- "Mercury Records Discography: 1956". Jazzdisco.org. Retrieved 2015-10-25.
- ""M*A*S*H" Dear Dad.... Three (TV episode 1973)". IMDb.com. Retrieved 2015-10-25.
- "The Fabolus Baker Boys (1989)". Internet Movie Database. Retrieved 2015-10-25.
- "Eureka" Your Face or Mine? (TV episode 2009)". Internet Movie Database. Retrieved 2015-10-25.
- on YouTube
- Jonathan Widran. "Time Stands Still - Jimmy Sommers | Songs, Reviews, Credits". AllMusic. Retrieved 2015-10-25.
- "Sunset Collective". Jimmy Sommers. Retrieved 2015-10-25.
- "Music". Bobmccarroll.com. 2010-05-26. Retrieved 2015-10-25.

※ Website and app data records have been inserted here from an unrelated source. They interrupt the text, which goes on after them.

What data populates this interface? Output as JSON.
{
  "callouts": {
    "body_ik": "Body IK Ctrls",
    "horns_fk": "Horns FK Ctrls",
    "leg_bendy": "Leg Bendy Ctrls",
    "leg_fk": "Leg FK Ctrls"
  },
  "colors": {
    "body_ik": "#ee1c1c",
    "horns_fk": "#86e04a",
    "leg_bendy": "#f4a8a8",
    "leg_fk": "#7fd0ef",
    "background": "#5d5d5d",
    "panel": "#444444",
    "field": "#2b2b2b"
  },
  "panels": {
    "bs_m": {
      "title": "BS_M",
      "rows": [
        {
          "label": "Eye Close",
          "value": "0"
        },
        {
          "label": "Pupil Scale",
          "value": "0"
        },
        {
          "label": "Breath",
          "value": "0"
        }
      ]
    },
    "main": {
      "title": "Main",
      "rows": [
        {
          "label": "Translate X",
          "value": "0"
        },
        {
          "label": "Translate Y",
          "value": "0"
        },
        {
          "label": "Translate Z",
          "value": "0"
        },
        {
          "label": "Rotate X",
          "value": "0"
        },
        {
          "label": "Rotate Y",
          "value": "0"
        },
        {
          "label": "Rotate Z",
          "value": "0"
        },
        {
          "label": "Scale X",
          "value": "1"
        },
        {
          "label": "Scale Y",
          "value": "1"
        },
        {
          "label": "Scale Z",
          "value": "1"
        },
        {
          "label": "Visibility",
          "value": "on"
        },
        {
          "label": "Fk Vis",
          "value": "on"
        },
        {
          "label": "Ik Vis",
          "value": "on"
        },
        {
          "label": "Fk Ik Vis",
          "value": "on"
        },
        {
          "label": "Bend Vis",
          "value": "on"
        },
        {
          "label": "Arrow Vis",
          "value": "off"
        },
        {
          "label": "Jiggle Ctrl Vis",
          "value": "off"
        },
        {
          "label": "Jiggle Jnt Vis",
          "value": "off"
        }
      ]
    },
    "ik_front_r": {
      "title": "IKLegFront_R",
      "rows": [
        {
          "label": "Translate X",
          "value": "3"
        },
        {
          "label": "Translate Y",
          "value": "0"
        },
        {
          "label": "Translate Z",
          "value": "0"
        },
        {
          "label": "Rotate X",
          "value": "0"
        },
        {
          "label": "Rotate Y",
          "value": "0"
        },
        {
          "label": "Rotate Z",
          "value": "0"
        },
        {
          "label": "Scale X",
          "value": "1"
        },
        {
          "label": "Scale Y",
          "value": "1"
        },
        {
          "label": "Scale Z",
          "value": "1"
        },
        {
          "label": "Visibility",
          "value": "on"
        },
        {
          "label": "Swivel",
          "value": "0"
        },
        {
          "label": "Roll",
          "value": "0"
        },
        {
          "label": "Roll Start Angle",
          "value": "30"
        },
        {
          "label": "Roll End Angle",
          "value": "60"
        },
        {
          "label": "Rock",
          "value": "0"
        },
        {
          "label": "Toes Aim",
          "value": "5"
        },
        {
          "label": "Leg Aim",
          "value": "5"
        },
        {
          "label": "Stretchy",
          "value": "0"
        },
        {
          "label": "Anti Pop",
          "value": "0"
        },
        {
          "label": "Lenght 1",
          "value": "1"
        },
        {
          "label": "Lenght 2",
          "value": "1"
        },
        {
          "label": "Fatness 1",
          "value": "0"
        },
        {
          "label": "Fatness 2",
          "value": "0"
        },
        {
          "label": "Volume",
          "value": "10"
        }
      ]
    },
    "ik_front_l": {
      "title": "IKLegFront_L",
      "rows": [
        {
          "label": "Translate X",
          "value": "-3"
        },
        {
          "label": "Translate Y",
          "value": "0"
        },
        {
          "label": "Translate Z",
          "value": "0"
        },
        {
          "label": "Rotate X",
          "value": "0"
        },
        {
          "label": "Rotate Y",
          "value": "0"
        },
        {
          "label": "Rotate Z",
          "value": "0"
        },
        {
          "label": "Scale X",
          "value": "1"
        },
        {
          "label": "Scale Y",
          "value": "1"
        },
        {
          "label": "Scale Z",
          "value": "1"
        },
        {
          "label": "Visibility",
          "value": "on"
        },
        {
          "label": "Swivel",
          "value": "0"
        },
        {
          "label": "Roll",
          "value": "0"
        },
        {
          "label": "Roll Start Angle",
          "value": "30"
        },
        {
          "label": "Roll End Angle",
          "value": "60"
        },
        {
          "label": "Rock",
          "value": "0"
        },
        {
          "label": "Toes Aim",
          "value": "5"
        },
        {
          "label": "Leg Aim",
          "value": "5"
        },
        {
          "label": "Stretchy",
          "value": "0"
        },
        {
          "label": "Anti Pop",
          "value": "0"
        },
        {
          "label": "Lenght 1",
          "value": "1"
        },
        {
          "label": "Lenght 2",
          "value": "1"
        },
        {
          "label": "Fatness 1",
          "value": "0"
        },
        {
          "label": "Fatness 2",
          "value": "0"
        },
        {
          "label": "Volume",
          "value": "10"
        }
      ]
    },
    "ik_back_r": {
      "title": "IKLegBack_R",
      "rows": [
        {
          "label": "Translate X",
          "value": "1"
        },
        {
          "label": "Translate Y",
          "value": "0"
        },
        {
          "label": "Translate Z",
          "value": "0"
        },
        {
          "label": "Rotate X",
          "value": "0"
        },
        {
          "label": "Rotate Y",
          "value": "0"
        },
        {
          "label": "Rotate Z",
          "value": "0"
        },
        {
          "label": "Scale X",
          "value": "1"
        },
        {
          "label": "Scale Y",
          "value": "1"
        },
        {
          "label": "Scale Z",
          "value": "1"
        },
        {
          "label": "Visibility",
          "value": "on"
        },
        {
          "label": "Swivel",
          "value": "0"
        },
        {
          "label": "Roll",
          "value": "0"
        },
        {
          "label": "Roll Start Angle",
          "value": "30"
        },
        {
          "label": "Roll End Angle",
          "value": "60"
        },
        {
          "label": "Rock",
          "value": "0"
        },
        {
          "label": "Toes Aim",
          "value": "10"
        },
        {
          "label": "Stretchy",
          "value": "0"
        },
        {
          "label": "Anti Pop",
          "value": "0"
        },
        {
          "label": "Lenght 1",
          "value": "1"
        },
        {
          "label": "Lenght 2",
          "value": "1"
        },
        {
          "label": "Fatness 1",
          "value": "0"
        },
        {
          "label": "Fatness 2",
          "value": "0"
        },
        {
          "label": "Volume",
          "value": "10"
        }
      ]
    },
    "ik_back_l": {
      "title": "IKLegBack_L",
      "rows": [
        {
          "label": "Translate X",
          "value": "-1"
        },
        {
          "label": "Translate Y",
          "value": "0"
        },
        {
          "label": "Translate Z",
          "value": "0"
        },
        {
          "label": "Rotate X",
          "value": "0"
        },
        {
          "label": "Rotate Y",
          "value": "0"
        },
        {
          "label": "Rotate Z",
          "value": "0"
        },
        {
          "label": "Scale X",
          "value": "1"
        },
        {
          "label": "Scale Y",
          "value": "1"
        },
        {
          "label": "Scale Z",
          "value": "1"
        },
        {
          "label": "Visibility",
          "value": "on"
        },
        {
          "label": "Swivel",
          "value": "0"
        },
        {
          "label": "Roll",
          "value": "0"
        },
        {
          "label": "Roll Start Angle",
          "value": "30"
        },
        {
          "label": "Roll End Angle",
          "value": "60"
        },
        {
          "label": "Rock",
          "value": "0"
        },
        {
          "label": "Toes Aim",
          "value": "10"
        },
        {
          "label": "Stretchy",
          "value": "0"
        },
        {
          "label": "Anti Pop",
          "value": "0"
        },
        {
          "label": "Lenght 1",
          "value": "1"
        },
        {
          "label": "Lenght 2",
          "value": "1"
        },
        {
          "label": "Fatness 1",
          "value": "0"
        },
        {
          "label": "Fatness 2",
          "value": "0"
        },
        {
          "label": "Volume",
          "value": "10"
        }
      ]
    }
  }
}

- "takealot.com". Kalahari.com. Retrieved 2015-10-25.